Information shown
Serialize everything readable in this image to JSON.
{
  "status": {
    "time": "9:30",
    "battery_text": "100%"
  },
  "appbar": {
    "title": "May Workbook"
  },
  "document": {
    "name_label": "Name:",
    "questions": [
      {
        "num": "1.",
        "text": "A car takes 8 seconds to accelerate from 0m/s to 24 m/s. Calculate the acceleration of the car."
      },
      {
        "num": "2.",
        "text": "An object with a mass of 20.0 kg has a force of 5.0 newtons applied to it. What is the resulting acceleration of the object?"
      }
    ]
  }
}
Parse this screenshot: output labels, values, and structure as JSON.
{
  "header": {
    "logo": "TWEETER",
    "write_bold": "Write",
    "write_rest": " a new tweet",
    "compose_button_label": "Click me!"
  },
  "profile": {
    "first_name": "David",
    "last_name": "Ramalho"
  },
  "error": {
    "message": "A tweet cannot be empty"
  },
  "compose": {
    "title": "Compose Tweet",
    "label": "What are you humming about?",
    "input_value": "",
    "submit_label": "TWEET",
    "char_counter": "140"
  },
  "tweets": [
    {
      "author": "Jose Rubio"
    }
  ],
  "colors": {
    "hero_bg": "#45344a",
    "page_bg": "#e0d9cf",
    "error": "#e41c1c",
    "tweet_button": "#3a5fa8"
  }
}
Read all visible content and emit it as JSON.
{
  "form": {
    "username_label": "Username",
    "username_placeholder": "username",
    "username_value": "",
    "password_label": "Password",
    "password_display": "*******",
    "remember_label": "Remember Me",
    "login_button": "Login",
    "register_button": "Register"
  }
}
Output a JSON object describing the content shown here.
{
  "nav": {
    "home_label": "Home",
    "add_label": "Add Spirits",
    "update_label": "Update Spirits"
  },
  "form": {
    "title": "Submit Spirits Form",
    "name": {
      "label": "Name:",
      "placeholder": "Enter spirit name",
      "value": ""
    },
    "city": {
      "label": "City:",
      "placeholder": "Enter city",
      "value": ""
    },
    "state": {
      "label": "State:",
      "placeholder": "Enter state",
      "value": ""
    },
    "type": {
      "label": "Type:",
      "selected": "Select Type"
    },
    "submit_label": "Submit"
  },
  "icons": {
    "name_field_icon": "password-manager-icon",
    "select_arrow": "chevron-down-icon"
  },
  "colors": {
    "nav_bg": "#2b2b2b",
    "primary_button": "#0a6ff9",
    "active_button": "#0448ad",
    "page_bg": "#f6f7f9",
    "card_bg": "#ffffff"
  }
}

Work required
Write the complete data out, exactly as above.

Answer for the task
Serialize everything readable in this image to JSON.
{
  "status": {
    "time": "9:30",
    "battery_text": "100%"
  },
  "appbar": {
    "title": "May Workbook"
  },
  "document": {
    "name_label": "Name:",
    "questions": [
      {
        "num": "1.",
        "text": "A car takes 8 seconds to accelerate from 0m/s to 24 m/s. Calculate the acceleration of the car."
      },
      {
        "num": "2.",
        "text": "An object with a mass of 20.0 kg has a force of 5.0 newtons applied to it. What is the resulting acceleration of the object?"
      }
    ]
  }
}
Parse this screenshot: output labels, values, and structure as JSON.
{
  "header": {
    "logo": "TWEETER",
    "write_bold": "Write",
    "write_rest": " a new tweet",
    "compose_button_label": "Click me!"
  },
  "profile": {
    "first_name": "David",
    "last_name": "Ramalho"
  },
  "error": {
    "message": "A tweet cannot be empty"
  },
  "compose": {
    "title": "Compose Tweet",
    "label": "What are you humming about?",
    "input_value": "",
    "submit_label": "TWEET",
    "char_counter": "140"
  },
  "tweets": [
    {
      "author": "Jose Rubio"
    }
  ],
  "colors": {
    "hero_bg": "#45344a",
    "page_bg": "#e0d9cf",
    "error": "#e41c1c",
    "tweet_button": "#3a5fa8"
  }
}
Read all visible content and emit it as JSON.
{
  "form": {
    "username_label": "Username",
    "username_placeholder": "username",
    "username_value": "",
    "password_label": "Password",
    "password_display": "*******",
    "remember_label": "Remember Me",
    "login_button": "Login",
    "register_button": "Register"
  }
}
Output a JSON object describing the content shown here.
{
  "nav": {
    "home_label": "Home",
    "add_label": "Add Spirits",
    "update_label": "Update Spirits"
  },
  "form": {
    "title": "Submit Spirits Form",
    "name": {
      "label": "Name:",
      "placeholder": "Enter spirit name",
      "value": ""
    },
    "city": {
      "label": "City:",
      "placeholder": "Enter city",
      "value": ""
    },
    "state": {
      "label": "State:",
      "placeholder": "Enter state",
      "value": ""
    },
    "type": {
      "label": "Type:",
      "selected": "Select Type"
    },
    "submit_label": "Submit"
  },
  "icons": {
    "name_field_icon": "password-manager-icon",
    "select_arrow": "chevron-down-icon"
  },
  "colors": {
    "nav_bg": "#2b2b2b",
    "primary_button": "#0a6ff9",
    "active_button": "#0448ad",
    "page_bg": "#f6f7f9",
    "card_bg": "#ffffff"
  }
}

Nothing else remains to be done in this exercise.